Security forces enter the plane

Passengers on the Delta airlines flight to the US helped subdue a Nigerian man after they smelled smoke and heard the noise of firecrackers going off, it emerged yesterday.

Flight 253 from Amsterdam was about 20 minutes outside Detroit when passengers heard popping noises. At least one passenger climbed over other people and jumped on the man, witnesses said.

A short time afterwards the suspect, an engineering student at University College London later named as Umar Farouk Abdul Mutallab (23), was brought to the front of the plane. The legs of his trousers had been cut short and his legs appeared to have suffered extensive burns, indicating that the explosive material had been strapped to them.

One US intelligence official said the explosive device was a mix of powder and liquid. It failed when the passenger tried to detonate it.

"It sounded like a firecracker in a pillowcase," said Peter Smith, a traveler from the Netherlands. "First there was a pop, and then smoke." Smith said a passenger sitting opposite the man climbed over people, crossed the aisle and tried to restrain the man.

Passenger Syed Jafri said he saw a glow and smelled smoke. Then, he said, "a young man behind me jumped on him. Next thing you know, there was a lot of panic." Other eyewitnesses said that the hero passenger appeared to have suffered burns as he tried to stop the attack.

President Barack Obama immediately ordered heightened security and passengers flying to all US airports can expect tighter scrutiny over the coming days and weeks.

One law enforcement official said the man claimed to have been instructed by al-Qaida to detonate the plane over US soil, but other law officers cautioned that such claims could not be verified immediately, and said the man may have been acting independently - inspired but not specifically trained or ordered by terror groups.

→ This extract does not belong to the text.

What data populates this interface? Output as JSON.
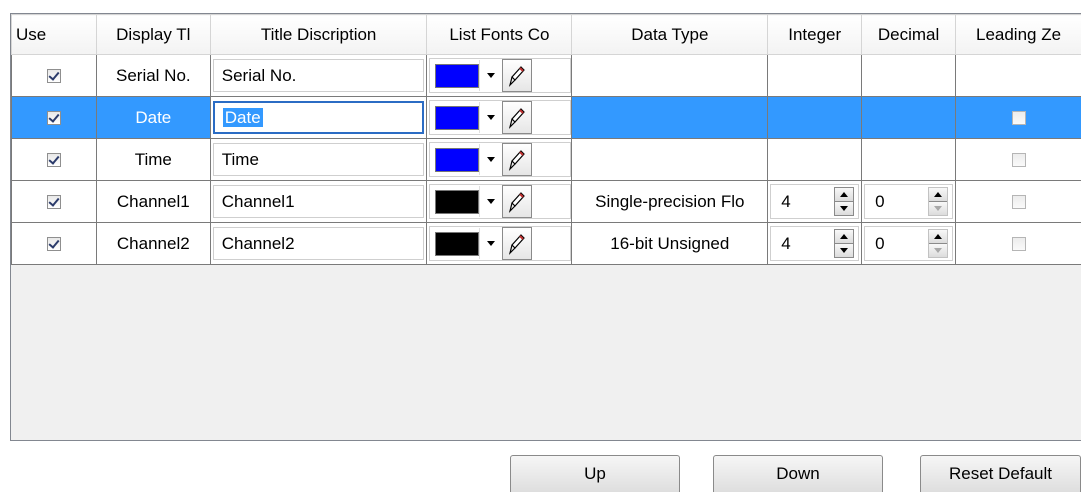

Transportation Security Administration officials said the agency was working "with our international partners on international measures for US-bound flights".

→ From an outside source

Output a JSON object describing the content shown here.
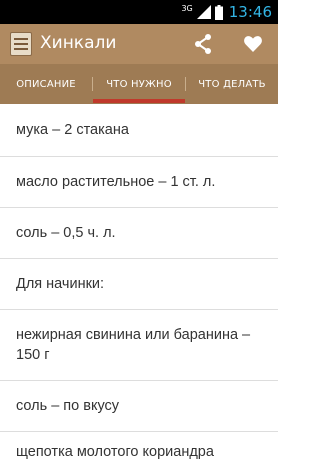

The threat level for US airline security has been high, or orange under the colour-coded system, since 2006, when a plot to detonate liquid explosives on trans-Atlantic airliners was disrupted.